"It took me a lot of games, a lot of sets, a lot of hours on the court to make it to the final. I'm not really focused on defending my title.
"I'm just really happy to be in the final after a really tough tournament, so I'm just going to try to go out there and bring my best tennis."
It took Wickmayer nearly three hours to beat Peng - the longest game of the tournament so far - after pulling off a remarkable escape act.
After easily winning the opening set, Peng, who dispatched one of the tournament favourites, Svetlana Kuznetsova, in the second round, had the opportunity to serve for the match leading 5-4 in the second set.
But the Belgian held her nerve, breaking Peng to later set up a second set tie-break.
"I just took all the energy I had. I thought it could be the last game I had so I gave it everything and see what happens.
"So I went for every shot and tried to be very aggressive, and that's how I got through it," she said.
Wickmayer knows little about her final opponent.
She won her only previous meeting with Arn last August in Cincinnati, but recalls little of the match.
"Anyone who reaches the final has played well and had a good week.
The fact she beat Maria Sharapova means she is a dangerous opponent."
Greta Arn Hungary
Age: 31 Seed: Unseeded
Ranking: 88Style: Right-handed, two-handed backhand
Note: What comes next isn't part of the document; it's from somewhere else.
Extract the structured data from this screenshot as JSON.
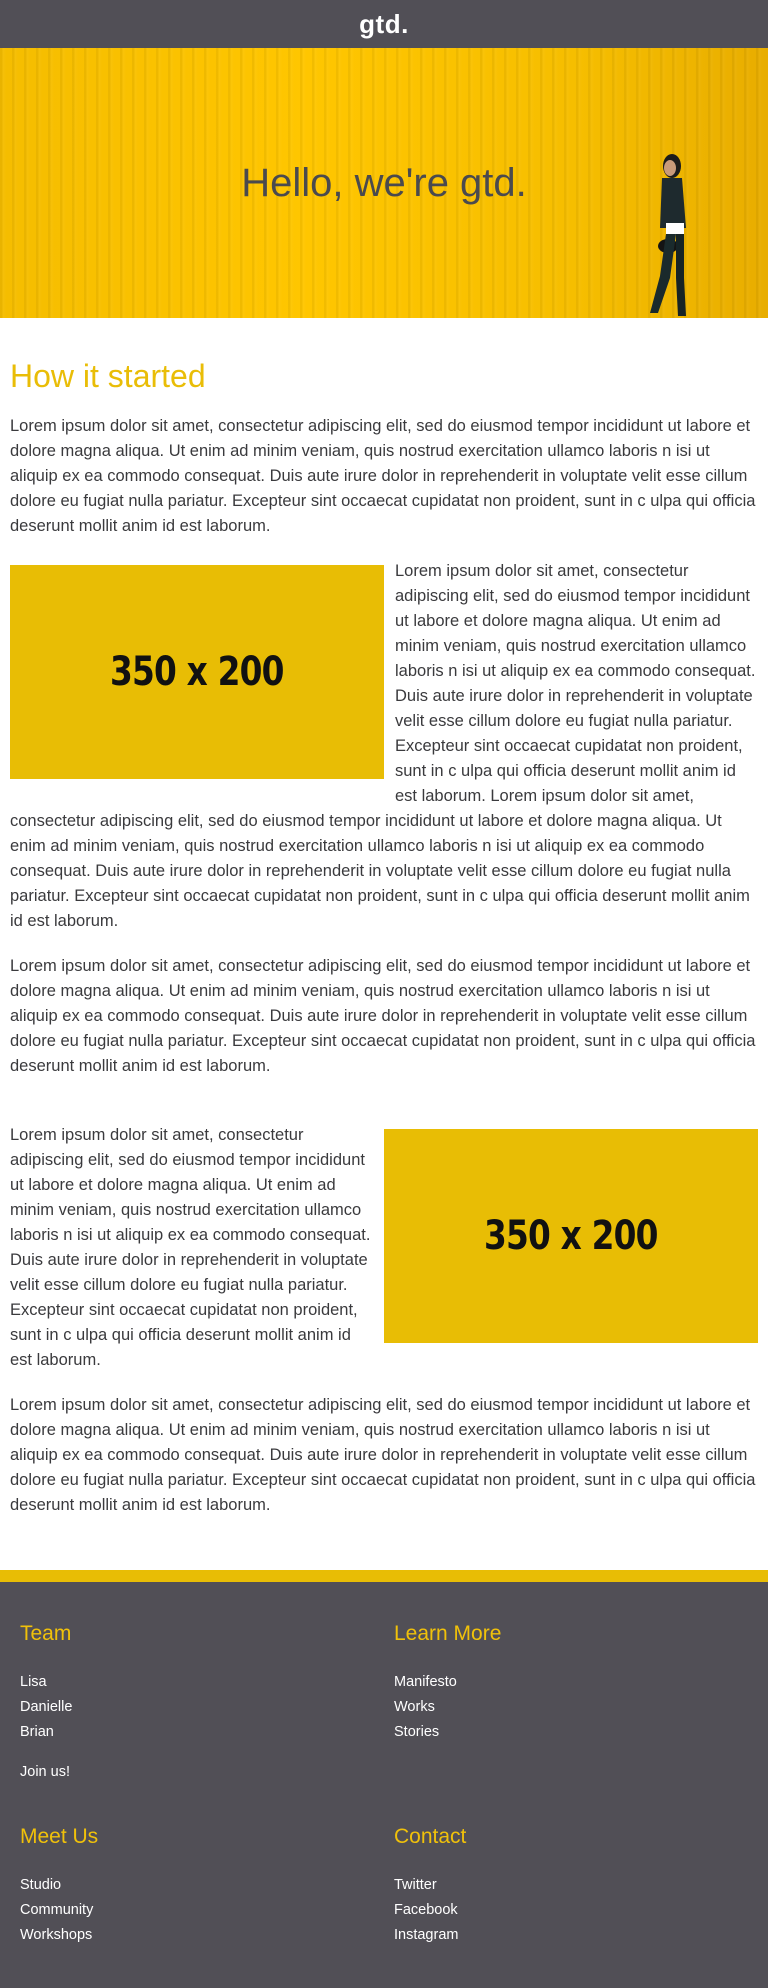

Round 1: bt Zuzana Ondraskova (Czech Rep) 6-1, 6-0
Round 2: bt Sofia Arvidsson (Sweden) 4-6, 7-5, 7-5
QF: bt Maria Sharapova (Russia) 6-3, 7-5
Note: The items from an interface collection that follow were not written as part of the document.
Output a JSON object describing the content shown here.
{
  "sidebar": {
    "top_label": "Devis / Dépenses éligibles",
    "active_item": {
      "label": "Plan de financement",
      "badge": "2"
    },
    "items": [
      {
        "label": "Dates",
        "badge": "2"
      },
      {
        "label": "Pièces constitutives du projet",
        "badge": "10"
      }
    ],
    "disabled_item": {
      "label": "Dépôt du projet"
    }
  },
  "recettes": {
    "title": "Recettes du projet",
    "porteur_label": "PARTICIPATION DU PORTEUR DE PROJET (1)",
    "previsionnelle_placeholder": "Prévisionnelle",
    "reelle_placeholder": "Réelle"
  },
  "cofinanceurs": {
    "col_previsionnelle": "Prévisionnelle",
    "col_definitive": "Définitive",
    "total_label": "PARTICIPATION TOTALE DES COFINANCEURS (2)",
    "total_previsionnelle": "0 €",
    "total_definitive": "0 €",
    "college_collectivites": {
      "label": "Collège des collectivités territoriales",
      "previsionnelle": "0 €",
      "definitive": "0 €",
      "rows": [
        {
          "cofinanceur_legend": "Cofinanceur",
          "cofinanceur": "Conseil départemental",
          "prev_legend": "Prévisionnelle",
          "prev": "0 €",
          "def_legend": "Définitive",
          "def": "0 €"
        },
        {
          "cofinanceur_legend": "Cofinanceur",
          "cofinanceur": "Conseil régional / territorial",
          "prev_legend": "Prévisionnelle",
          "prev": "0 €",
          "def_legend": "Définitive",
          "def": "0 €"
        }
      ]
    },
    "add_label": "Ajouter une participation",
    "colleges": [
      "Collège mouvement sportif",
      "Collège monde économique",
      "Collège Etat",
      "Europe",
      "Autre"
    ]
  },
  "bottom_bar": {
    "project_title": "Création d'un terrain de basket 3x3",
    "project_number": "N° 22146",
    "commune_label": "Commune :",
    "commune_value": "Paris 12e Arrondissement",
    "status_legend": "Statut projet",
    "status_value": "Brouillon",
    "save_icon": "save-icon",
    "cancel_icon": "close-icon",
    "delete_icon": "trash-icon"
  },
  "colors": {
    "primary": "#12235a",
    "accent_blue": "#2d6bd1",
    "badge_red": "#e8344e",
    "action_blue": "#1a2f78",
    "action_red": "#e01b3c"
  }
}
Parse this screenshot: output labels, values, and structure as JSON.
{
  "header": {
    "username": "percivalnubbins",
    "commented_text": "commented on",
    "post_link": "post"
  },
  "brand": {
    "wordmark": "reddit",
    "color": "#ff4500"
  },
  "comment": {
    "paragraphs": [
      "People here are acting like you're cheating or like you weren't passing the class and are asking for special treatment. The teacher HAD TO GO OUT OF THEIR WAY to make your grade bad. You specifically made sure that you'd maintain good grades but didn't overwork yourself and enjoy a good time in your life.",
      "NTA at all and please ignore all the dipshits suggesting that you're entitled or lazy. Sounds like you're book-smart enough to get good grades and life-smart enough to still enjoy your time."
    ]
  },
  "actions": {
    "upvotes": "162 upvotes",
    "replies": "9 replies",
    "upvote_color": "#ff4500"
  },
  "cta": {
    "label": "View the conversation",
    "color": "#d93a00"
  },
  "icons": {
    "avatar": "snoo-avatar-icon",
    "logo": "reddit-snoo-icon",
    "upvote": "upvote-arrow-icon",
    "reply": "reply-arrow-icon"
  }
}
SF: bt Julia Goerges (Germany) 7-6 (3), 6-3
Best match: It was relegated to the back courts, but Arn's three-set marathon against eighth-seed Arvidsson proved her resilience and set her up for the rest of the tournament.
Luckiest break: Coming up against an utterly listless Sharapova in the quarter-final. No offence to Arn, but their respective careers suggest she would struggle to live on the same court as an interested Sharapova.
Decibel-meter rating: Churchmouse. Arn is old school, she keeps her thoughts on court, and the air in her lungs, to herself.
X-factor: She's the rags-to-riches story of the tournament. She is - by the width of a court and more - the most engaging post-match interview. On the downside, she's not Maria.
Yanina Wickmayer Belgium
Age: 21 Seed: 2
Ranking: 23Style: Right-handed, two-handed backhand
Round 1: bt Dinara Safina (Russia) 6-3, 6-7(2), 6-1
Round 2: bt Sabine Lisicki (Germany) 6-2, 3-6, 6-2
QF: bt Simona Halep (Romania) 6-0, 6-2
SF: bt Peng Shuai (China) 3-6, 7-6(3), 7-5
Best match: Wickmayer put her hand up as the one to watch with a brilliant performance in her opening-round win over former world No 1 Dinara Safina - a game that featured some of the best power-hitting we've seen all week.
Lucky break: Drawing Safina in the first round. Had the Russian, whose 2010 season was hampered by injury, been able to gain some momentum in the tournament, she would have been tough to stop.
Decibel-meter rating: Loud and proud. Wickmayer has even named her dog "Whoop-pee" - after her trademark yell on the court. And she's not afraid to let the umpire know if she doesn't like a call.
X-factor: She developed the reputation of being a bit of an ice-queen on her last visit, but we'll put that down to that nasty drug scandal that was troubling her at the time. This year she's been much more engaging.